Suffice it to say. . .One of the most impressive cigars I’ve had of late, to say the least. (I chided myself for not discovering this cigar sooner.) Virtually bursting at the seams with flavor, body, balance, and complexity, each puff of the Trinidad Espiritu Toro was like having my own little fireworks display. This is a true aficionado’s cigar with everything hitting on, not eight, but 12 cylinders.
Jared Gulick’s Tasting Notes. . .
Construction: Reddish in hue with an oily surface, extremely well rolled, and what looks to be a small patch over a blemish on the cap, which came off perfectly.
Draw: Goldilocks zone.
Pre-light flavor: A little fig and fruit. Big sweet barnyard note on the aroma.
Toasting & Light: Vanilla cookie, with some salt and pepper on the tongue.
Base flavors: Vanilla cookie, butter, pepper, spices, and a dash of citrus peel. Earth and wood later on.
Retrohale: Starts off very peppery, smooths out quickly with more spice and some added citrus.
Aroma: Caramelized sugar if it were slightly over-burnt.
Burn & Ash Quality: Straight burn line and a sturdy black and grey ash.
Balance of flavors: It’s a tad spicier than I’d prefer, but worth it considering the overall flavors. I’d put this cigar well above average for balance.
Regarding the recipe, there’s not a whole lot to go on. What we know…it’s a Nicaraguan puro. An old-school puro at that – down to the country of origin level. This normally means I should expect a cigar that’s earthy, sweet, spicy, and strong. Not a bad baseline to describe Trinidad Espiritu.
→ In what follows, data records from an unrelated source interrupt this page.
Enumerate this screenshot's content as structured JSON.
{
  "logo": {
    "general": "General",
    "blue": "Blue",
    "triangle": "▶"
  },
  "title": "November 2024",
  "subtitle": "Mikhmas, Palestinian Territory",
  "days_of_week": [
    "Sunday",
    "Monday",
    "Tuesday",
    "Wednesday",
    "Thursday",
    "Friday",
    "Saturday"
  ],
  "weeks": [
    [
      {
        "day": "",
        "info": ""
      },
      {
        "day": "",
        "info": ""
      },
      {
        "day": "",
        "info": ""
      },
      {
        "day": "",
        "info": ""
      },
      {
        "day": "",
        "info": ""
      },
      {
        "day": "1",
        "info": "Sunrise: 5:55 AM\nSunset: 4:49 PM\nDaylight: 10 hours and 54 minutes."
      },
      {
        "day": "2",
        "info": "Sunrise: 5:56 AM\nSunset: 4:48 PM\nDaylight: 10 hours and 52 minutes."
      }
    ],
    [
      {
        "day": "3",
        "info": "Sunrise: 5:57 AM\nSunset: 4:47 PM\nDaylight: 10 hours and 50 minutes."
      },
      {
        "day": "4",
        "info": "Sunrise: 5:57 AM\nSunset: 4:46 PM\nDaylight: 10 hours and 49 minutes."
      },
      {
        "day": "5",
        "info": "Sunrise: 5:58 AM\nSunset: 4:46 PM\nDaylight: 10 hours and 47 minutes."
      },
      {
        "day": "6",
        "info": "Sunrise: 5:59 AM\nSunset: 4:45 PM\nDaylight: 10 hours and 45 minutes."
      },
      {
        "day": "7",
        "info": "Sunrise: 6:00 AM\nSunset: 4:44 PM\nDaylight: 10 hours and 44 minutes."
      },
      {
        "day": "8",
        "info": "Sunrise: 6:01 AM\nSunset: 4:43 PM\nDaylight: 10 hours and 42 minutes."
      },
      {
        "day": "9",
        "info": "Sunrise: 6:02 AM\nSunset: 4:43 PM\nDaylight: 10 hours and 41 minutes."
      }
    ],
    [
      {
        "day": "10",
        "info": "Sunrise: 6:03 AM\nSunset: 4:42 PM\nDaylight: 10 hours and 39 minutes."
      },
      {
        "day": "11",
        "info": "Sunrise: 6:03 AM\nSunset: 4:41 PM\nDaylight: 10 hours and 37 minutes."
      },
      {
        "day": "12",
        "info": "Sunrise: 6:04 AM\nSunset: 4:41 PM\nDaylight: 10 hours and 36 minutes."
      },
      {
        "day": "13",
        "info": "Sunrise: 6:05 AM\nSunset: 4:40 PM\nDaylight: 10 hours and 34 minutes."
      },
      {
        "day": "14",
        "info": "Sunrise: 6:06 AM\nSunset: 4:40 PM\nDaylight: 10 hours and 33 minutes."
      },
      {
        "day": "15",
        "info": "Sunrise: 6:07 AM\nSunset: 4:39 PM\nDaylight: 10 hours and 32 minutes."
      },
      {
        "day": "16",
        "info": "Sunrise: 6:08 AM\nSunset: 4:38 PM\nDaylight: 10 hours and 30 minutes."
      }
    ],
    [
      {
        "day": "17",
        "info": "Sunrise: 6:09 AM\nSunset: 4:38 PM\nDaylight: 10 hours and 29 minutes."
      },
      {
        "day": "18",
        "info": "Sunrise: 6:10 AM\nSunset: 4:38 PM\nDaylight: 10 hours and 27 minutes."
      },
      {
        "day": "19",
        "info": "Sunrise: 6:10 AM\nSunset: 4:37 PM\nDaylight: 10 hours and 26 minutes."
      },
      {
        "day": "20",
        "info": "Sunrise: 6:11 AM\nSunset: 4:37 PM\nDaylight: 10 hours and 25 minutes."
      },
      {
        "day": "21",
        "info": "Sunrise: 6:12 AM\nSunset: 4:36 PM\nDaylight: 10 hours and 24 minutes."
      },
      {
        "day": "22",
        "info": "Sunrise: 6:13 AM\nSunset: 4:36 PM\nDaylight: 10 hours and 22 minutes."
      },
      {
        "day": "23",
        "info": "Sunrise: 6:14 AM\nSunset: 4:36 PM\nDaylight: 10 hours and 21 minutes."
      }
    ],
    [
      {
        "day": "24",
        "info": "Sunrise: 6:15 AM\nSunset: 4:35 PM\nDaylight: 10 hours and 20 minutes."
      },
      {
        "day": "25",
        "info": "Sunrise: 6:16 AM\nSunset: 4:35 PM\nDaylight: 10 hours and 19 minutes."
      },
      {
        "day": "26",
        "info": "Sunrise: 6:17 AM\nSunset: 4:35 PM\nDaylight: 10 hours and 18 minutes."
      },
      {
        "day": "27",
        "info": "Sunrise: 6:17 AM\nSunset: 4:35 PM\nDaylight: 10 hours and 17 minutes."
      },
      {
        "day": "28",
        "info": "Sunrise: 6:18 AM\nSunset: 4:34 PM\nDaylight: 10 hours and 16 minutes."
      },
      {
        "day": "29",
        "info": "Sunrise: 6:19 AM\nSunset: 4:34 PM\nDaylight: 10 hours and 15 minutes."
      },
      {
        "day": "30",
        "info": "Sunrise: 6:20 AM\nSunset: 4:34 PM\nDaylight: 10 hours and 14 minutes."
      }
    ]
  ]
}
First, let me talk about construction. Other than the small patch on the cap I noted, the cigar was rolled flawlessly. It was smooth, oily, and perfectly straight – the kind you’d use as a quality example in a factory. Hats off, Mr. Fernandez.
Then, there’s smoking it.
Trinidad Espiritu’s first few puffs were among my favorite: vanilla cookie, butter, pepper (lots of it), and citrus peel. It seems the cigar’s a bit front-loaded, but it smooths out pretty quickly – for me – within the first inch. A quick bit of insight: I was lucky enough to be gifted this blend by Rafael Nodal in the Fundador size two months ago, which is an event exclusive. Where that was strong to a gut-punching degree, the Toro has more balance and depth. The contrast between a 40 and 54 ring is stark.
After that initial full-bodied blast, the cigar settled in to medium plus, yet still full strength. Some earthier qualities with cedar and dark wood were starting to surface, but that creamy vanilla cookie note had sadly tapered off. There was still butter (now salted), spices, and pepper and I could still pick up the citrus through the retrohale. From there, it was simply a relaxing, no-fuss cruise to the band.
I think you’ll find this stick gives some extra bang for the buck, as any cigar north of $10 should. Moreover, Trinidad Espiritu is one of the few examples of cigars that I think smoke better in a larger ring gauge. If you’re like me and go for Coronas, Lonsdales, and Lanceros, this is a good reason to color outside the box.